Format

Send to

Choose Destination
J Affect Disord. 2019 Mar 18;251:71-77. doi: 10.1016/j.jad.2019.01.052. [Epub ahead of print]

Psychotropic medication use and intimate partner violence at 4 years postpartum: Results from an Australian pregnancy cohort study.

Author information

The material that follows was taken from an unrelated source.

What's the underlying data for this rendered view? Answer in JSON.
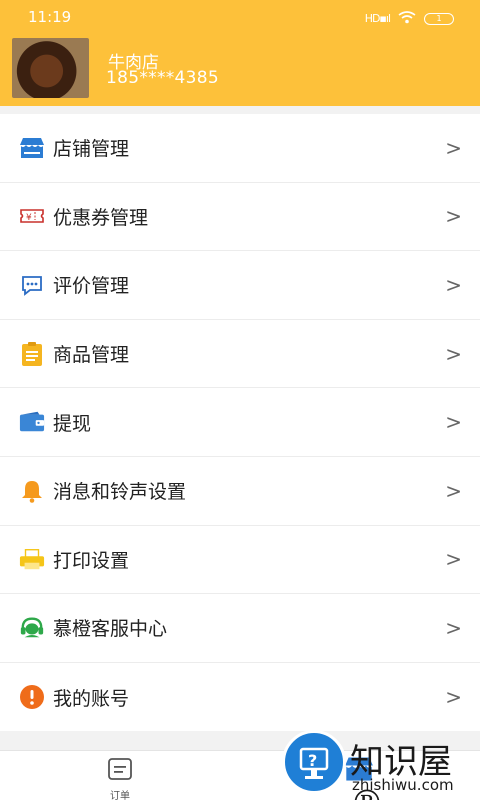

1
Intergenerational Health Group, Murdoch Children's Research Institute, Flemington Road, Parkville, VIC 3052, Australia.
2
Intergenerational Health Group, Murdoch Children's Research Institute, Flemington Road, Parkville, VIC 3052, Australia; Department of Paediatrics, The University of Melbourne, Parkville VIC 3052, Australia.
3
Clinical Epidemiology and Biostatistics Unit, Murdoch Children's Research Institute, Flemington Road, Parkville, Victoria, 3052, Australia.
4
Department of General Practice, The University of Melbourne, Parkville VIC 3052, Australia.
5
Intergenerational Health Group, Murdoch Children's Research Institute, Flemington Road, Parkville, VIC 3052, Australia; Department of Paediatrics, The University of Melbourne, Parkville VIC 3052, Australia; Clinical Epidemiology and Biostatistics Unit, Murdoch Children's Research Institute, Flemington Road, Parkville, Victoria, 3052, Australia; Department of General Practice, The University of Melbourne, Parkville VIC 3052, Australia; South Australian Health and Medical Research Institute, North Terrace, Adelaide SA 5000, Australia. Electronic address: stephanie.brown@mcri.edu.au.

Abstract

BACKGROUND:

In the perinatal period, maternal mental health problems and intimate partner violence often co-occur. We aimed to examine associations between psychotropic medication use and intimate partner violence (IPV) in an Australian population-based sample.

METHODS:

Prospective cohort study of 1507 first-time mothers recruited in early pregnancy (mean gestation 15 weeks) from public maternity hospitals in Melbourne Australia. Follow-up questionnaires at 12 months and four years included validated measures of intimate partner violence (Composite Abuse Scale), and maternal mental health (Edinburgh Postnatal Depression Scale, SF-36). Data on use of psychotropic medications was collected using a self-report measure at four years postpartum.

RESULTS:

At four years postpartum, almost one in eight mothers (13.9%) were taking psychotropic medication. The prevalence of psychotropic medication use in women experiencing concurrent IPV was considerably higher compared to women not experiencing IPV (25% vs 11%, Odds Ratio = 2.68, 95% CI 1.73-4.15). Women experiencing IPV were significantly more likely to be taking psychotropic medication, even after adjusting for sociodemographic factors and depressive symptoms (Adj OR = 1.86, 95% CI 1.16 to 2.96). Only 5% of women reporting IPV at four years postpartum had discussed this with a general practitioner.

LIMITATIONS:

Limitations include use of a self-report measure to assess psychotropic medication use, lack of data on the use of psychological counselling and/or other specialist mental health services and potential for attrition to bias results (addressed using multiple imputation).

CONCLUSIONS:

Our findings reinforce the need for health professionals treating women for depressive symptoms to inquire about IPV and tailor responses accordingly.

KEYWORDS:

Cohort study; Intimate partner violence; Maternal anxiety; Maternal depression; Psychotropic medication

PMID:
30904778
DOI:
10.1016/j.jad.2019.01.052

Supplemental Content

Full text links

Icon for Elsevier Science
Loading ...
Support Center